## WORK ITEM
Read through the lines below and copy the ones holding the string "YouTube".

## ENTRIES SUPPLIED
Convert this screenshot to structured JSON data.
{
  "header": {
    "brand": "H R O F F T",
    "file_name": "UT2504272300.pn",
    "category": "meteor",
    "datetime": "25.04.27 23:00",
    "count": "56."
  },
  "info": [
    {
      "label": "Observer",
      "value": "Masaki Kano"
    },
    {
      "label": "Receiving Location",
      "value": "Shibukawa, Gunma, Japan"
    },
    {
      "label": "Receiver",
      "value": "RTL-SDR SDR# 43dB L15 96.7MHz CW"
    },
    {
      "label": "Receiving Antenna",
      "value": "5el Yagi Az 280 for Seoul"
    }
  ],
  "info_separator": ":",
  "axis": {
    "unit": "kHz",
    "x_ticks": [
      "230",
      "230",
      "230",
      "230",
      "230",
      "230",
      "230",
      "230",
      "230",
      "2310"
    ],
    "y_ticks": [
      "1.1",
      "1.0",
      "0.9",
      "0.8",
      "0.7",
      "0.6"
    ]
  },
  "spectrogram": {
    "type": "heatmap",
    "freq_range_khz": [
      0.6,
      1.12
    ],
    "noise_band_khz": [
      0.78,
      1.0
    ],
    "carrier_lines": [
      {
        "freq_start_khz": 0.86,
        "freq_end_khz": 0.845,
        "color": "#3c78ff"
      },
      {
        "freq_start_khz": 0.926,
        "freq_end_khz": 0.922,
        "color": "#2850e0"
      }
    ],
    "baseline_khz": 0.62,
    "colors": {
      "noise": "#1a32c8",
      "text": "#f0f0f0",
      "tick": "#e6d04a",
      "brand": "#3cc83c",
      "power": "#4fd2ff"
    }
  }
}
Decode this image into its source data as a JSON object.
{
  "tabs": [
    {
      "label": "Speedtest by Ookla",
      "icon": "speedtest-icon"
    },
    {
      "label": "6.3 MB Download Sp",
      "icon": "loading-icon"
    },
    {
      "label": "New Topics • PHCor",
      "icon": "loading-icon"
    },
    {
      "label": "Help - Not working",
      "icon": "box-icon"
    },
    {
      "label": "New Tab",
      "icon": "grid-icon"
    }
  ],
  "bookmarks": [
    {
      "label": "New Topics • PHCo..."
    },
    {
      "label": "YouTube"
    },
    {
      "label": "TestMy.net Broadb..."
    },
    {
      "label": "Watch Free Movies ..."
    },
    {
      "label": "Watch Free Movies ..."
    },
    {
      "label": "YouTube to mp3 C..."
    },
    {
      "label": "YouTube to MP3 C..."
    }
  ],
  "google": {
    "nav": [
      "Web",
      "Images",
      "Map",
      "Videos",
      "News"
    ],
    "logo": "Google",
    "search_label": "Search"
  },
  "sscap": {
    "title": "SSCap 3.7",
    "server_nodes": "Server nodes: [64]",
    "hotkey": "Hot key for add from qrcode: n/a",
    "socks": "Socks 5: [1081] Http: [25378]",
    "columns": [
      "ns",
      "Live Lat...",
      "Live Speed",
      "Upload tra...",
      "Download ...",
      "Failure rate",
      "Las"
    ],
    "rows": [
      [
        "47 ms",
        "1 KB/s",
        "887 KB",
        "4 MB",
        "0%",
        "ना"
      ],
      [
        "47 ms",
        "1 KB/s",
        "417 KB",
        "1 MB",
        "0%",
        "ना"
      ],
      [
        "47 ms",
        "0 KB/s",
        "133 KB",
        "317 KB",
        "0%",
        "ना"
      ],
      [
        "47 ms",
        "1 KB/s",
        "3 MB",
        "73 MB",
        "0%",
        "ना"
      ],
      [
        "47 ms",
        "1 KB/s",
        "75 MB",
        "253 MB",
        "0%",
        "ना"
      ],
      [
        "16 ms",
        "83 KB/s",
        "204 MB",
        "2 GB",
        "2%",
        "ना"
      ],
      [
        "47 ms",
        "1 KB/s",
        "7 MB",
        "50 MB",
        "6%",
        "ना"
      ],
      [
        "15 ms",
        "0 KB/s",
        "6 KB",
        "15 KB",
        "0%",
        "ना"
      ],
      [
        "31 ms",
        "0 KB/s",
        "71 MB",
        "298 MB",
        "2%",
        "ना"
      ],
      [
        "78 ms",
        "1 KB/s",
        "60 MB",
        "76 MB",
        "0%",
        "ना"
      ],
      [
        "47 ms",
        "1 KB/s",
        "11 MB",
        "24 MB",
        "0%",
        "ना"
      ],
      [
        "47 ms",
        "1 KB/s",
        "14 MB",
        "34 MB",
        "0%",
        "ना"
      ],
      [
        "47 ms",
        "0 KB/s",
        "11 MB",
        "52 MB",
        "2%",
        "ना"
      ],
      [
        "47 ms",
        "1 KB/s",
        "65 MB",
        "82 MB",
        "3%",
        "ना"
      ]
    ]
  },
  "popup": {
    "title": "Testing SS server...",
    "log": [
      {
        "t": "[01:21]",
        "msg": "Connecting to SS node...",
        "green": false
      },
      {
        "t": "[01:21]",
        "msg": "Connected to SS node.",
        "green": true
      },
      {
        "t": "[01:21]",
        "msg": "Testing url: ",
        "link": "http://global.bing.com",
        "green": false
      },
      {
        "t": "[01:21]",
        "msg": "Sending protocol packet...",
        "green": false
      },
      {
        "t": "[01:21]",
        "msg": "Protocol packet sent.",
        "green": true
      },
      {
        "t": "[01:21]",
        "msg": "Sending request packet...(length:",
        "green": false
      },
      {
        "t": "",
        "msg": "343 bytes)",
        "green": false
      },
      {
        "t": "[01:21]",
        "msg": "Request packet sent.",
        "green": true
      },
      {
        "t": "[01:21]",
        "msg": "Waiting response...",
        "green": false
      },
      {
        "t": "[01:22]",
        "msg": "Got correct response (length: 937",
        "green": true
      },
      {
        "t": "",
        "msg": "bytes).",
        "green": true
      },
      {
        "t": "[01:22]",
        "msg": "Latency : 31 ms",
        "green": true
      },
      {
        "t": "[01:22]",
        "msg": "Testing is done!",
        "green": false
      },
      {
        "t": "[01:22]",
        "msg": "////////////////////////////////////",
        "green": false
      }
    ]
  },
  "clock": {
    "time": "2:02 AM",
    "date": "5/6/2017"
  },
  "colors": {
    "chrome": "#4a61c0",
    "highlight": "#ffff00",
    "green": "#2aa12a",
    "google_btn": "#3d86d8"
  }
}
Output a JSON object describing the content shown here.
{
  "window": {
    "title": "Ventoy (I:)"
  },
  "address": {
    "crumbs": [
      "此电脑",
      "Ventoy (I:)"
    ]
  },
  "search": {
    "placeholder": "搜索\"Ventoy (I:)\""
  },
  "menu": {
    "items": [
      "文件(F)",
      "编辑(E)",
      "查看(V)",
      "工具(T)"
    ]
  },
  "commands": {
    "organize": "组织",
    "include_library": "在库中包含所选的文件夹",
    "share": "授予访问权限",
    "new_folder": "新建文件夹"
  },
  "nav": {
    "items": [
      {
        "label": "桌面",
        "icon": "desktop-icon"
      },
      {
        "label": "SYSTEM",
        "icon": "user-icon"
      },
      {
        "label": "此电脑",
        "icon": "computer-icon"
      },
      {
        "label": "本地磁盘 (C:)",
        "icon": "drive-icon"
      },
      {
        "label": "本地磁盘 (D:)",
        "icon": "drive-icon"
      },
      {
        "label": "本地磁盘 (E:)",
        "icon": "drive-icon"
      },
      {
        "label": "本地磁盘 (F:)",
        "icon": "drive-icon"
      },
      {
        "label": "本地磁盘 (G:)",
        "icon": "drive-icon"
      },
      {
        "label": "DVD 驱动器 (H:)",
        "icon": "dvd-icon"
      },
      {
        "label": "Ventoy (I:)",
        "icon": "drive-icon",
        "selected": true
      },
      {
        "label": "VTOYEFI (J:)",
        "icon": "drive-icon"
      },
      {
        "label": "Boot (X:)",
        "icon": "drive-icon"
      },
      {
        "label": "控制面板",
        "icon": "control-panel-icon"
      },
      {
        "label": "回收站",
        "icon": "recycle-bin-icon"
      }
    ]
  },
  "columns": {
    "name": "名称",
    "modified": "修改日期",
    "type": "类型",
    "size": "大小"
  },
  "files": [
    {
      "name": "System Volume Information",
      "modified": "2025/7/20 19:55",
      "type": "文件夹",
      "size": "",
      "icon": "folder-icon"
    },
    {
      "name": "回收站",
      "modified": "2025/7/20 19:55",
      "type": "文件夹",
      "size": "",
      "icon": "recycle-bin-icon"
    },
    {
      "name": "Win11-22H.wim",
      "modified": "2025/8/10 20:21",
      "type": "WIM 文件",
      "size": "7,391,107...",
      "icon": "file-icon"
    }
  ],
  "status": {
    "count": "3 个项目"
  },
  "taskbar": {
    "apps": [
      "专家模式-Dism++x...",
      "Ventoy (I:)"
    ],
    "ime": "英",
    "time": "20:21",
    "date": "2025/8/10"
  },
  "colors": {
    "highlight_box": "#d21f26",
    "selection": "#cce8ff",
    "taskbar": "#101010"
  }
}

## TASK ANSWER
      "label": "YouTube"
      "label": "YouTube to mp3 C..."
      "label": "YouTube to MP3 C..."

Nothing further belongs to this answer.